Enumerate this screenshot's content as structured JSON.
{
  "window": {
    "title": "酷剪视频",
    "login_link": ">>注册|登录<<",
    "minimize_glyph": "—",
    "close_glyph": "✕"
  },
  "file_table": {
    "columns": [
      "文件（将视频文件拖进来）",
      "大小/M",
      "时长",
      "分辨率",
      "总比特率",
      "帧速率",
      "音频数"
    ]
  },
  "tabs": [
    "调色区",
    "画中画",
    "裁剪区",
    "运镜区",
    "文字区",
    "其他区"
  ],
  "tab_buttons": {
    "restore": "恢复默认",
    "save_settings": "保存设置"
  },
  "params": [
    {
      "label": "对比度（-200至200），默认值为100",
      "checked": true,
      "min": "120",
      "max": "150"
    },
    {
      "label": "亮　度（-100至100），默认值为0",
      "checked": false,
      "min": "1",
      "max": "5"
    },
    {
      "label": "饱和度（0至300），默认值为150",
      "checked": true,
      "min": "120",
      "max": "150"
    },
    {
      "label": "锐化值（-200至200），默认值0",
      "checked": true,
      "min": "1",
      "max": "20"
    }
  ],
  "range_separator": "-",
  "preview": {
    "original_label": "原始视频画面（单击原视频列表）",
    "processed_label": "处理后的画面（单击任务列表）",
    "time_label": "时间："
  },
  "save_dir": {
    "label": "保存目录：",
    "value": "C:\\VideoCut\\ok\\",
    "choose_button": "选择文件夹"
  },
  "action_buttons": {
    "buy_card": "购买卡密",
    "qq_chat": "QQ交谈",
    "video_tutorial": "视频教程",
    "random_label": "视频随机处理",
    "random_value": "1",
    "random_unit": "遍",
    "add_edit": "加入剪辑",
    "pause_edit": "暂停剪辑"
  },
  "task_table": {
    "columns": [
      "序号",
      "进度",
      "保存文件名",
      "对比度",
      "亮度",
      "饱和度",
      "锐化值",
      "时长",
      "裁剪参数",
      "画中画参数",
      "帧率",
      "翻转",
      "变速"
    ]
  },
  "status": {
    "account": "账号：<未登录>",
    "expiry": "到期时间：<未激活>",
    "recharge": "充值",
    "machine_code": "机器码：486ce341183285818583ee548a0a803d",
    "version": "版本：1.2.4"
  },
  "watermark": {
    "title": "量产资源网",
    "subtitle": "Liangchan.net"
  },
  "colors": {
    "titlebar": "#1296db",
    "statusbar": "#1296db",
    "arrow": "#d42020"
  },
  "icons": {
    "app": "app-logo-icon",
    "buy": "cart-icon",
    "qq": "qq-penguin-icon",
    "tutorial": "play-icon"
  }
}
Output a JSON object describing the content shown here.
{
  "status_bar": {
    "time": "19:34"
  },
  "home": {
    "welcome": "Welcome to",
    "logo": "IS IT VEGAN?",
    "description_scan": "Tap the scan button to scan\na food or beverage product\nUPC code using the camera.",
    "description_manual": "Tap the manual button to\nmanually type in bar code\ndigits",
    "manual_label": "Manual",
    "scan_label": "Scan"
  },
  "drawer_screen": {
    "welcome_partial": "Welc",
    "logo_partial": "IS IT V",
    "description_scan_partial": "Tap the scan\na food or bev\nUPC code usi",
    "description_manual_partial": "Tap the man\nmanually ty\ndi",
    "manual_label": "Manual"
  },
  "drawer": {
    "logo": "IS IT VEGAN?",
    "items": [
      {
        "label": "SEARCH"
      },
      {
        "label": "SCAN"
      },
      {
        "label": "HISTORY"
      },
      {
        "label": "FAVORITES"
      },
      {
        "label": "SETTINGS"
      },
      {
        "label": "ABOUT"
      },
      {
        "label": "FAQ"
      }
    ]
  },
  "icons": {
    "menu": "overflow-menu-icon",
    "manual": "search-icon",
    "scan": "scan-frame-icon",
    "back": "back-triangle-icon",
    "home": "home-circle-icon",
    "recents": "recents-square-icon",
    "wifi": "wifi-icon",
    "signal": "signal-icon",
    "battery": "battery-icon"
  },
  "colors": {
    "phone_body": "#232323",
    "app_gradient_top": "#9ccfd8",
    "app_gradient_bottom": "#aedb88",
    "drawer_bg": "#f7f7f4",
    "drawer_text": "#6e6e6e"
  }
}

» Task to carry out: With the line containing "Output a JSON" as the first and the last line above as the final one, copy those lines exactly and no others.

» Task result:
Output a JSON object describing the content shown here.
{
  "status_bar": {
    "time": "19:34"
  },
  "home": {
    "welcome": "Welcome to",
    "logo": "IS IT VEGAN?",
    "description_scan": "Tap the scan button to scan\na food or beverage product\nUPC code using the camera.",
    "description_manual": "Tap the manual button to\nmanually type in bar code\ndigits",
    "manual_label": "Manual",
    "scan_label": "Scan"
  },
  "drawer_screen": {
    "welcome_partial": "Welc",
    "logo_partial": "IS IT V",
    "description_scan_partial": "Tap the scan\na food or bev\nUPC code usi",
    "description_manual_partial": "Tap the man\nmanually ty\ndi",
    "manual_label": "Manual"
  },
  "drawer": {
    "logo": "IS IT VEGAN?",
    "items": [
      {
        "label": "SEARCH"
      },
      {
        "label": "SCAN"
      },
      {
        "label": "HISTORY"
      },
      {
        "label": "FAVORITES"
      },
      {
        "label": "SETTINGS"
      },
      {
        "label": "ABOUT"
      },
      {
        "label": "FAQ"
      }
    ]
  },
  "icons": {
    "menu": "overflow-menu-icon",
    "manual": "search-icon",
    "scan": "scan-frame-icon",
    "back": "back-triangle-icon",
    "home": "home-circle-icon",
    "recents": "recents-square-icon",
    "wifi": "wifi-icon",
    "signal": "signal-icon",
    "battery": "battery-icon"
  },
  "colors": {
    "phone_body": "#232323",
    "app_gradient_top": "#9ccfd8",
    "app_gradient_bottom": "#aedb88",
    "drawer_bg": "#f7f7f4",
    "drawer_text": "#6e6e6e"
  }
}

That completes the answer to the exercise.